NATO Chicago Summit: roundtable maps out important new proposals for May 2012edit
US and European officials and experts come to Wilton Park to assess lessons of NATO’s Libya campaign and to examine how to preserve core defence capabilities in the midst of unprecedented financial pressures.
Re-engineering the transatlantic security and defence relationship
Monday 12 – Wednesday 14 September 2011 (WP1129)
The senior officials and experts participating in this roundtable discussion noted that it came at a very timely juncture following the fall of the Qaddafi regime in Libya and the start of detailed policy deliberations regarding the agenda and goals for next year’s NATO Summit. The summit will take place in Chicago, President Obama’s hometown, and with the US presidential campaign in full swing, which provides both challenges and opportunities in presenting a compelling message to the American body politic and public opinion regarding the Alliance’s contribution to US security.

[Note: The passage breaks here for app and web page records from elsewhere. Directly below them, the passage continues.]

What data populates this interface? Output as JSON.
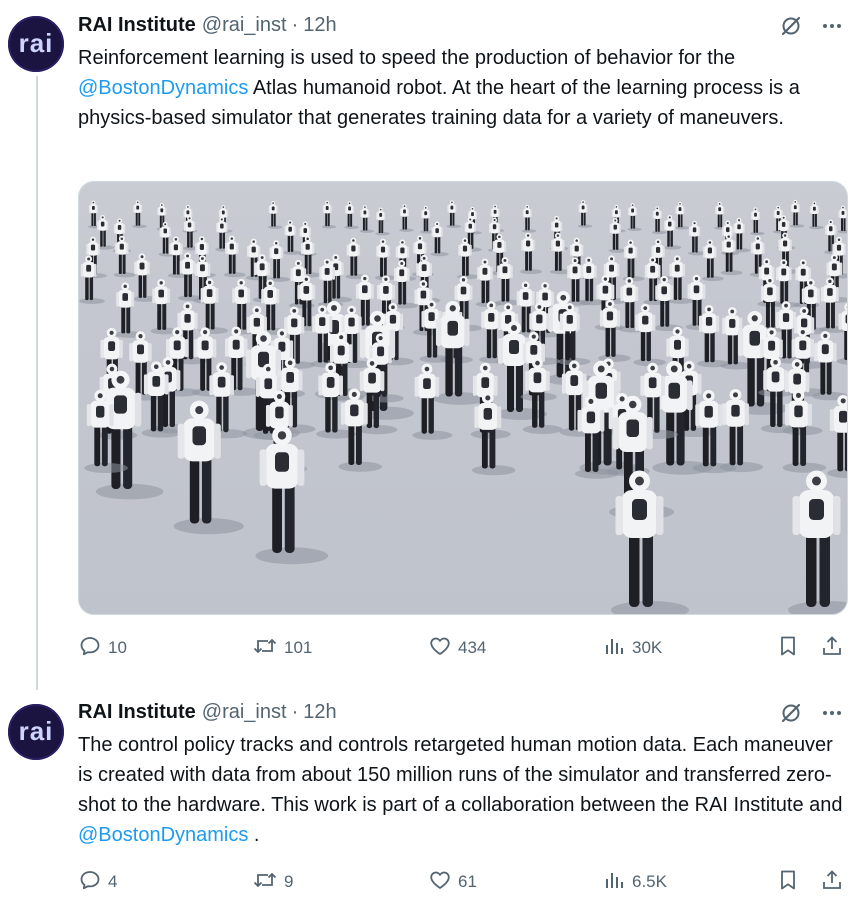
{
  "tweets": [
    {
      "avatar_text": "rai",
      "name": "RAI Institute",
      "handle": "@rai_inst",
      "separator": "·",
      "time": "12h",
      "text_segments": [
        {
          "text": "Reinforcement learning is used to speed the production of behavior for the ",
          "mention": false
        },
        {
          "text": "@BostonDynamics",
          "mention": true
        },
        {
          "text": " Atlas humanoid robot.  At the heart of the learning process is a physics-based simulator that generates training data for a variety of maneuvers.",
          "mention": false
        }
      ],
      "media_alt": "Simulated Atlas humanoid robots walking on a grey floor",
      "stats": {
        "replies": "10",
        "reposts": "101",
        "likes": "434",
        "views": "30K"
      }
    },
    {
      "avatar_text": "rai",
      "name": "RAI Institute",
      "handle": "@rai_inst",
      "separator": "·",
      "time": "12h",
      "text_segments": [
        {
          "text": "The control policy tracks and controls retargeted human motion data.  Each maneuver is created with data from about 150 million runs of the simulator and transferred zero-shot to the hardware. This work is part of a collaboration between the RAI Institute and ",
          "mention": false
        },
        {
          "text": "@BostonDynamics",
          "mention": true
        },
        {
          "text": " .",
          "mention": false
        }
      ],
      "stats": {
        "replies": "4",
        "reposts": "9",
        "likes": "61",
        "views": "6.5K"
      }
    }
  ],
  "colors": {
    "accent": "#1d9bf0",
    "muted": "#536471",
    "text": "#0f1419",
    "avatar_bg": "#1b1440"
  },
  "icons": [
    "grok-icon",
    "more-icon",
    "reply-icon",
    "repost-icon",
    "like-icon",
    "views-icon",
    "bookmark-icon",
    "share-icon"
  ]
}
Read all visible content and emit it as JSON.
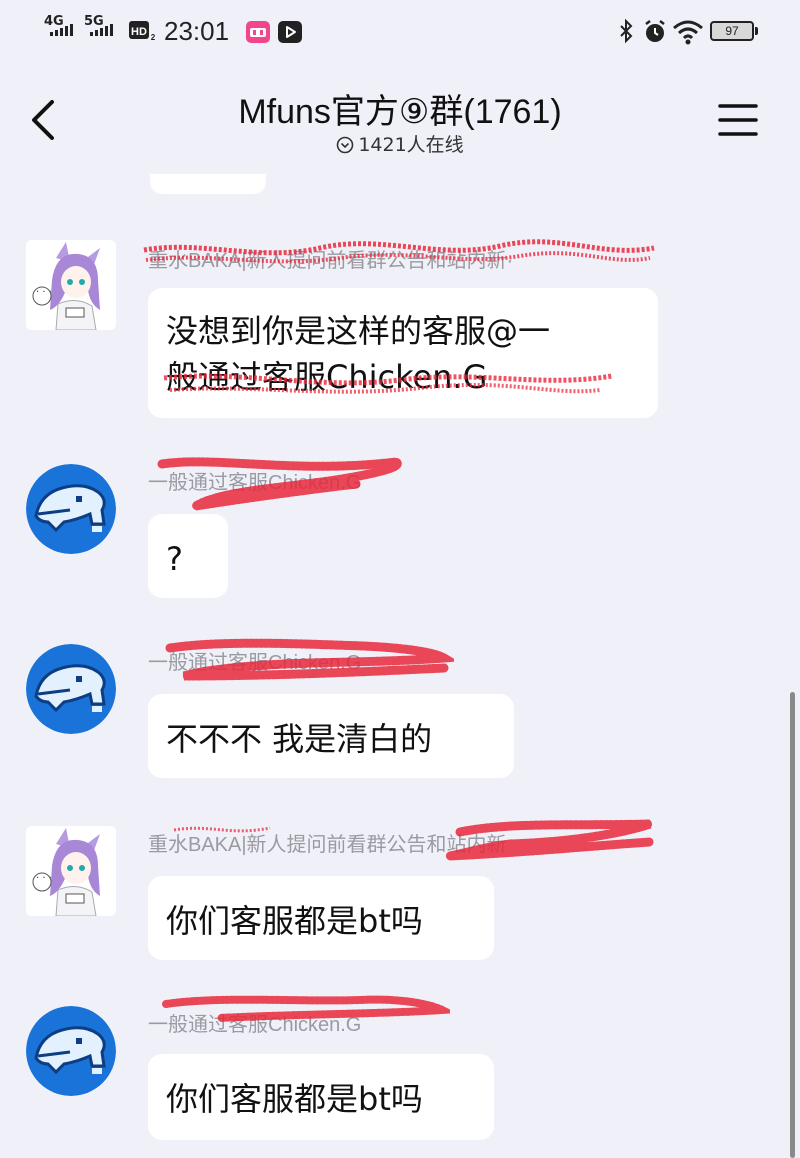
{
  "status_bar": {
    "signal1_label": "4G",
    "signal2_label": "5G",
    "hd_label": "HD",
    "time": "23:01",
    "battery": "97"
  },
  "header": {
    "title": "Mfuns官方⑨群(1761)",
    "online": "1421人在线"
  },
  "messages": [
    {
      "sender": "重水BAKA|新人提问前看群公告和站内新·",
      "text_line1": "没想到你是这样的客服@一",
      "text_line2": "般通过客服Chicken.G",
      "avatar": "anime-girl-avatar"
    },
    {
      "sender": "一般通过客服Chicken.G",
      "text": "?",
      "avatar": "pixel-dolphin-avatar"
    },
    {
      "sender": "一般通过客服Chicken.G",
      "text": "不不不 我是清白的",
      "avatar": "pixel-dolphin-avatar"
    },
    {
      "sender": "重水BAKA|新人提问前看群公告和站内新",
      "text": "你们客服都是bt吗",
      "avatar": "anime-girl-avatar"
    },
    {
      "sender": "一般通过客服Chicken.G",
      "text": "你们客服都是bt吗",
      "avatar": "pixel-dolphin-avatar"
    }
  ],
  "colors": {
    "background": "#f0f1f8",
    "bubble": "#ffffff",
    "redaction": "#e8283c",
    "avatar_blue": "#1a73d9"
  }
}
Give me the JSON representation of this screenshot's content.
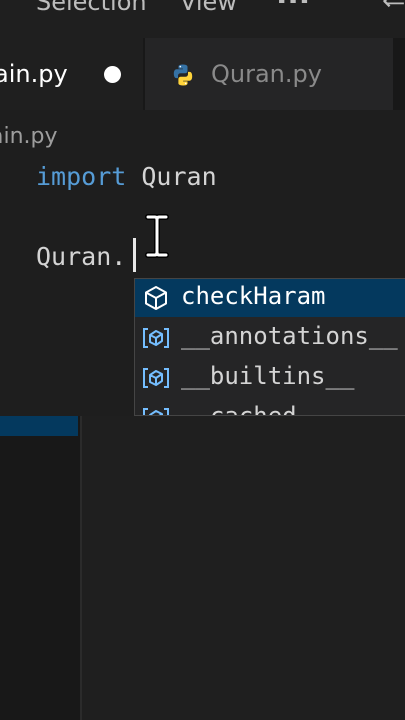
{
  "menubar": {
    "items": [
      "Selection",
      "View"
    ],
    "more_label": "...",
    "back_label": "⇐"
  },
  "tabs": [
    {
      "label": "ain.py",
      "dirty": true,
      "active": true
    },
    {
      "label": "Quran.py",
      "icon": "python-icon",
      "active": false
    }
  ],
  "breadcrumb": "ain.py",
  "code": {
    "line1_keyword": "import",
    "line1_module": " Quran",
    "line2_text": "Quran."
  },
  "suggestions": [
    {
      "label": "checkHaram",
      "icon": "method-cube-icon",
      "selected": true
    },
    {
      "label": "__annotations__",
      "icon": "variable-icon",
      "selected": false
    },
    {
      "label": "__builtins__",
      "icon": "variable-icon",
      "selected": false
    },
    {
      "label": "__cached__",
      "icon": "variable-icon",
      "selected": false
    }
  ],
  "colors": {
    "keyword": "#569cd6",
    "selection": "#04395e",
    "editor_bg": "#1e1e1e",
    "icon_blue": "#75beff",
    "python_blue": "#3572A5",
    "python_yellow": "#FFD43B"
  }
}
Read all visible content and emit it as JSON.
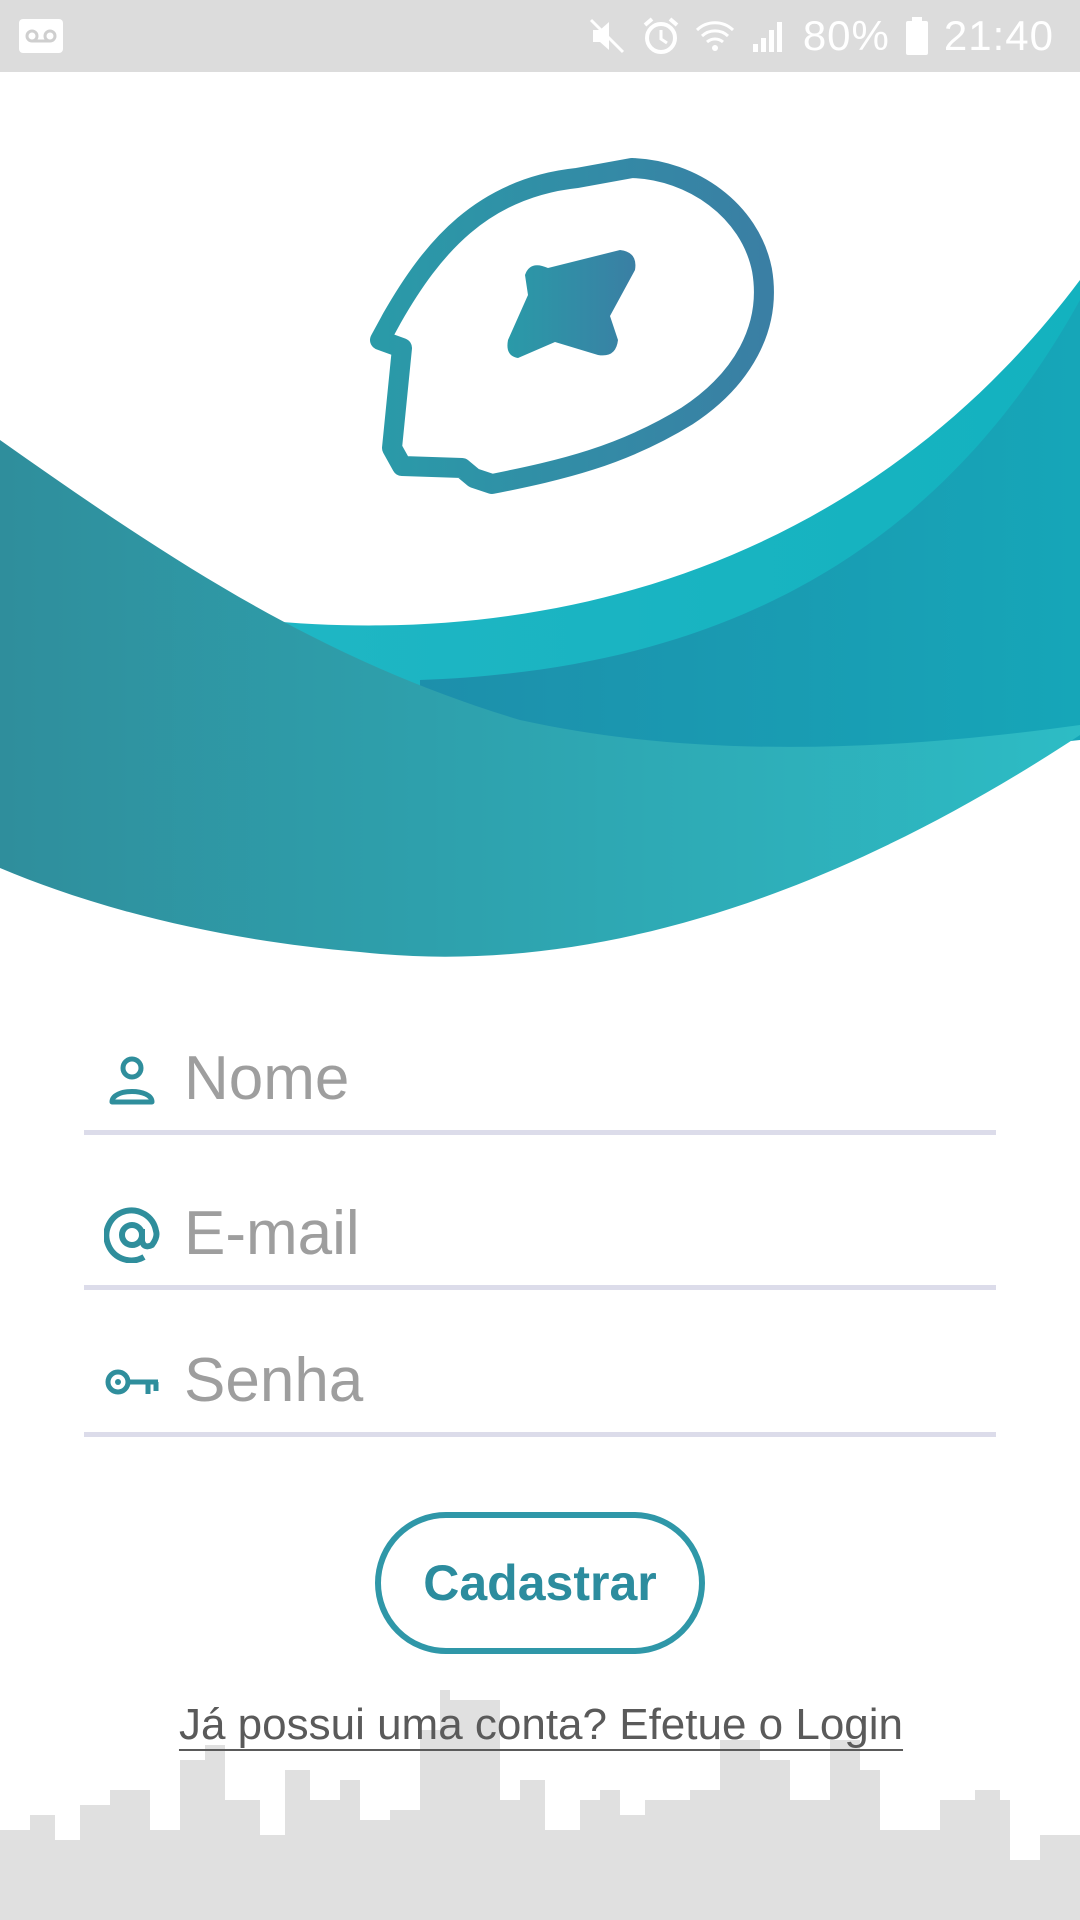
{
  "status_bar": {
    "battery": "80%",
    "time": "21:40",
    "icons": [
      "voicemail-icon",
      "mute-icon",
      "alarm-icon",
      "wifi-icon",
      "signal-icon",
      "battery-icon"
    ]
  },
  "hero": {
    "logo": "head-with-star-logo",
    "colors": {
      "teal_dark": "#2f8e9c",
      "teal_light": "#12b7c4",
      "teal_mid": "#1b94b0"
    }
  },
  "form": {
    "name": {
      "placeholder": "Nome",
      "value": "",
      "icon": "person-icon"
    },
    "email": {
      "placeholder": "E-mail",
      "value": "",
      "icon": "at-sign-icon"
    },
    "password": {
      "placeholder": "Senha",
      "value": "",
      "icon": "key-icon"
    }
  },
  "actions": {
    "register_label": "Cadastrar",
    "login_link": "Já possui uma conta? Efetue o Login"
  },
  "theme": {
    "accent": "#2f97a8",
    "underline": "#dcdcea",
    "skyline": "#e0e0e0"
  }
}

The Libya campaign reflected NATO’s strength as a flexible and effective framework for combining the capabilities of European and North American allies on behalf of transatlantic values and interests. With the United States playing only a supporting rather than a leading role, Libya represented a fundamental change from the way that NATO has conducted previous military operations, and brought into play the possibility of new forms of “burden-sharing” within the Alliance. Yet, Libya also provided important lessons concerning defence priorities, as NATO struggled to deploy and sustain the full suite of operational capabilities needed for the campaign. The Alliance passed a relatively modest “stress test” with not very much margin.
At a time of diminishing defence spending on both sides of the Atlantic, it is urgent for NATO and its members to determine a set of ‘core capabilities’ that cannot be allowed to disappear, and to make those capabilities the highest priority for available resources. The creation of ‘Mission Focus Groups’ (MFGs), organised around core capability requirements, could provide a valuable ‘Smart Defence’ tool to strengthen NATO’s defence planning process. NATO’s benchmark for member state defence budgets to equal at least 2% of GdP should arguably be dropped in favour of new, qualitative measures for defence spending. Economic and finance ministers should participate in the Chicago Summit to bring their expertise to bear on the very difficult choices confronting member states.
In order to deliver more effective and efficient security and defence capability at a time of structural financial crisis, it is critical for NATO and the EU to continue strengthening cooperation and coordination regarding defence capabilities as well as the use of non-military resources for crisis management. Given the impediments that exist to greater institutional cooperation, there could be much merit in the convening of an intergovernmental forum of all NATO and EU members. The forum could formulate plans for cooperative programmes on conflict prevention and building partner capacity, drawing on the military and civilian resources of all NATO and EU members as well as those of the two institutions.
The speech on NATO’s future that US Defense Secretary Bob Gates delivered in Brussels last June stressed the very important contribution that NATO has made in Afghanistan. But it also expressed great concern over the “real possibility for a dim, if not dismal future” for NATO if the decline in European defence capabilities is not halted and reversed, as future US political leaders may come to question its value. Given the political impossibility of increased defence spending, and real risk of further cuts, there is a fundamental need to break out of deeply entrenched ways of doing business in order to generate more efficient and effective defence capability with diminished resources.